NAFTA talks are facing a possible turning point this month that will yield either a breakthrough or even the suspension of talks. Mexico’s Congress wraps up its regular session on April 30th. The country is widely expected to elect a new anti-NAFTA president on July 1st, and the U.S. holds key midterm congressional elections in November.
Against that backdrop, the eighth round of NAFTA talks is planned to start here, next week. U.S. Trade Ambassador Robert Lighthizer told the Senate Finance Committee last month.
There was new optimism recently, when U.S. negotiators dropped a demand that all vehicles bound for the U.S. market from Canada and Mexico contain at least 50-percent U.S.-made parts.
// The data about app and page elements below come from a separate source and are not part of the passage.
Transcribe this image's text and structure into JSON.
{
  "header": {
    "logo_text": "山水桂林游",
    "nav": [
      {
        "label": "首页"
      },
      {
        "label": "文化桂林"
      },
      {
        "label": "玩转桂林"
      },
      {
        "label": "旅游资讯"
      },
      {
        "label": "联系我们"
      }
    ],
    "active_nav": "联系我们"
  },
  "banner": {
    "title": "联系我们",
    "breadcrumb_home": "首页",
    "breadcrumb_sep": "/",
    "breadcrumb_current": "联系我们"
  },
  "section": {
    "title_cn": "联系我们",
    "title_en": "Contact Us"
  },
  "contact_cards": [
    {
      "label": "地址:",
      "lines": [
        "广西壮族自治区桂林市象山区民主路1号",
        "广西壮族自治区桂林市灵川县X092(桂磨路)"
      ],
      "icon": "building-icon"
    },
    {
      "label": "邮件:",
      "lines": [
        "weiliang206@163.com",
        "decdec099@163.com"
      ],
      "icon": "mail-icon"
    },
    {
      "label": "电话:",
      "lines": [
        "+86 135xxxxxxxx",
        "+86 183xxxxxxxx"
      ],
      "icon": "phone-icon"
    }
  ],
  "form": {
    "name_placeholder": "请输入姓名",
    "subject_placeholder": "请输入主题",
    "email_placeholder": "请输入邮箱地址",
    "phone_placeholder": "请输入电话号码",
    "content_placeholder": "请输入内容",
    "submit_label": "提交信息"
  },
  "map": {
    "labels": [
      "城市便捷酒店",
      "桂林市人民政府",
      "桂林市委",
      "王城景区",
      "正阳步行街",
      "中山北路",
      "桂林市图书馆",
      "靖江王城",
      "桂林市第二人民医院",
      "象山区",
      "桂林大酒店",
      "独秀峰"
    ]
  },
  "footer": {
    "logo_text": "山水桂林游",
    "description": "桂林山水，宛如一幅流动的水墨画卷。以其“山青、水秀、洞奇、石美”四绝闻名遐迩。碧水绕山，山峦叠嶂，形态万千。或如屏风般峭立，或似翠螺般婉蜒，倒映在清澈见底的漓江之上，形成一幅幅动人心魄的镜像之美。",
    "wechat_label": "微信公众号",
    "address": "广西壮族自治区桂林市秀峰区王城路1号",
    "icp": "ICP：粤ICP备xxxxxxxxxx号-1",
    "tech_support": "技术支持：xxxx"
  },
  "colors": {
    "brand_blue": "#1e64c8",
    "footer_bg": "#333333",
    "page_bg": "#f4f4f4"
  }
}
But other differences remain, including a U.S. proposal to sunset NAFTA.
The U.S. side is trying to do that in current talks, including on Mexican produce and Canada’s restrictive dairy pricing system and barriers to poultry, though talks have been successful on plant and animal sanitary standards.
The U.S. has set a May 1st deadline for NAFTA talks, after which the White House could renew the threat of steel tariffs against Canada and Mexico, or at least suspend talks, pushing negotiations into next year.
(From the National Association of Farm Broadcasters)